Officials from the Washington County, Chambersburg Area, Waynesboro (Pa.) Area and Berkeley County (W.Va.) school districts said they have received no complaints about the books from parents or requests to exclude them from school libraries.
But George Michael, principal of the Grace Academy in Hagerstown, said that students there are told to leave any Goosebumps books they own at home.
Grace Academy tries to encourage positive and wholesome character traits and to discourage reading the bizarre and horrific, Michael said.
Some parents won't allow their children to read the horror tales, which carry graphic titles such has "Welcome to Dead House," "Monster Blood," and "Say Cheese and Die."
Librarian Crouse is one of them, she said.
Crouse said she doesn't want her 9-year-old daughter reading the books "because of the horror aspect of them."
"It doesn't fit with my set of values to let her be exposed to something like that at her age," she said. "The fact that it's popular scares me a little bit."
Even some booksellers are less than enthusiastic about the series, despite its short shelf life in stores.
The Christian Light bookstore at Valley Mall doesn't carry Goosebumps because of its violent content, Manager Gary Sipes said.

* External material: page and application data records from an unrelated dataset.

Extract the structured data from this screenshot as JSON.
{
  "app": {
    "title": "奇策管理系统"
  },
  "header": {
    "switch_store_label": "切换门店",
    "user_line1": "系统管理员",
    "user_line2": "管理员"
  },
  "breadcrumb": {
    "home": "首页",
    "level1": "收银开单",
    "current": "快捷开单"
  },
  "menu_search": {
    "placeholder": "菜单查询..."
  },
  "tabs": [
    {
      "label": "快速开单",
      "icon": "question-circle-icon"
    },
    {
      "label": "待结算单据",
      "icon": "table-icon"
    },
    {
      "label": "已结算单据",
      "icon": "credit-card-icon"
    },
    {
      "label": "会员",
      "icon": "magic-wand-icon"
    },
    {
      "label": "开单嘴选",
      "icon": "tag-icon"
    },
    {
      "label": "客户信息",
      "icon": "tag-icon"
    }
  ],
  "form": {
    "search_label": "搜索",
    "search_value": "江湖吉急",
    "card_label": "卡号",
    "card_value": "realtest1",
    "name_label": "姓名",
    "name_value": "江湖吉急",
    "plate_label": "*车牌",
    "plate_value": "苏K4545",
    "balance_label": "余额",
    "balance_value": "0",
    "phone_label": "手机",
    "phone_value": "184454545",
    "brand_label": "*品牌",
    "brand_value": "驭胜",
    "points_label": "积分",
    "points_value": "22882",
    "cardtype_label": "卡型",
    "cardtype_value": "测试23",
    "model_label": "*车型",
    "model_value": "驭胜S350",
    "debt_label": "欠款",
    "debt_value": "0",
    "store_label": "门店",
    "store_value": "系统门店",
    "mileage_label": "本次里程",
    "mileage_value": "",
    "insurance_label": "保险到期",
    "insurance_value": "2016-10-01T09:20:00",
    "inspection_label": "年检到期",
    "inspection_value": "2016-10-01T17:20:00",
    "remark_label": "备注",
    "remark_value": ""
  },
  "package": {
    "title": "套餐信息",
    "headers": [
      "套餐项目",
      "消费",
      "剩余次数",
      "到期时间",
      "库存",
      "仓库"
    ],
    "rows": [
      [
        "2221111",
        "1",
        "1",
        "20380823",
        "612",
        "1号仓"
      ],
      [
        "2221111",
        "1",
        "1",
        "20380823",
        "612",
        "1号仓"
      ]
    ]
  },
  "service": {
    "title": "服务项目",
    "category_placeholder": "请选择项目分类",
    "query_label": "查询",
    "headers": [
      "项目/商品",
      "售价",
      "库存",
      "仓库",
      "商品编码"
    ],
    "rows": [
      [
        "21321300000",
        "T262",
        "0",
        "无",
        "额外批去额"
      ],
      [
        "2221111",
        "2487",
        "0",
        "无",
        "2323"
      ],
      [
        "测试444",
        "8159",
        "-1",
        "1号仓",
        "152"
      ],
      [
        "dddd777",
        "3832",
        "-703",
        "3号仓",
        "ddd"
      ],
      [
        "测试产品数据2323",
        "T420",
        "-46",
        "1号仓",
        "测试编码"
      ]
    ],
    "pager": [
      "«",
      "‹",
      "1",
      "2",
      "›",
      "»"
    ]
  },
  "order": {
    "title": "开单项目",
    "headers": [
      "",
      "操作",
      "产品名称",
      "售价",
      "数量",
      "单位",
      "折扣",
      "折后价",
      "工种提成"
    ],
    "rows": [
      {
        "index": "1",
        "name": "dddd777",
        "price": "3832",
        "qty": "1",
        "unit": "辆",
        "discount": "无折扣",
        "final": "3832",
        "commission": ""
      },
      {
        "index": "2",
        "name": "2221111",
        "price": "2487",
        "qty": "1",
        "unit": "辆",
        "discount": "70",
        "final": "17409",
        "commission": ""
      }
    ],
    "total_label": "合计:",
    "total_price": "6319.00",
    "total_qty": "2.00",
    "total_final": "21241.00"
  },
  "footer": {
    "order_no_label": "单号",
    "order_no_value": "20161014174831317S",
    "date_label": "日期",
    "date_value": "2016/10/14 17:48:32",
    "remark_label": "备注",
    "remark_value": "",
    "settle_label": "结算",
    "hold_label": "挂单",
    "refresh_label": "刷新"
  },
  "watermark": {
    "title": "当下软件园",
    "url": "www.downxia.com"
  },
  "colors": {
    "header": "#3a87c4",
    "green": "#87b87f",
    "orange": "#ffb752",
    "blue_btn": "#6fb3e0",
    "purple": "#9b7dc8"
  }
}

Instead, the store sells a Christian alternative called Spine Chillers, he said.
Pam Reed, owner of The Book Store Etc. on West Washington Street in Hagerstown, said the Goosebumps books "are not good literature. They are not well written."
"I would liken them to Stephen King for little people," she said.
Old childhood standards like The Hardy Boys and Nancy Drew make for a better read in terms of content, plot and vocabulary, Reed said.
"They're timeless. I don't think Goosebumps are timeless," she said. "In terms of good literature, there are so many other good choices."
But Reed admitted, because of the popularity of Goosebumps, "I would be a fool not to carry them."
Some of the series' young readers and their parents don't find the books troubling or offensive.
"It's not scary," said E.J. Gregory, an 8-year-old third-grader at Pangborn Elementary School.
"It's just entertainment for the kids," Cathy Gregory, E.J.'s mother, said. "They know going into reading them that they're not real. I wouldn't let him read an adult murder mystery or anything like that."
And there can be a positive side to kids' interest in the books, Crouse said.
"Frankly, a lot of parents like them because it is something that gets their kids to read," she said. "It does attract some children to reading that might not otherwise be attracted to it."
Child and adolescent psychotherapist Sybil Schiffman, of the Blue Ridge Counseling Services in Martinsburg, W.Va., said that in general, kids of a certain age love monsters.
The author of Goosebumps, R.L. Stine, "found a really good way to keep Halloween alive all year round," Schiffman said.
Some of the books are interactive, allowing young readers to write their own happy endings to the story, she said.
If parents are involved, they will know whether the book is appropriate for the child and whether the child is frightened by the content, Schiffman said.
"I think these books need to be read with parental supervision ... so they can talk about it," she said. "I'm against book banning of any type but I am in favor of parental supervision."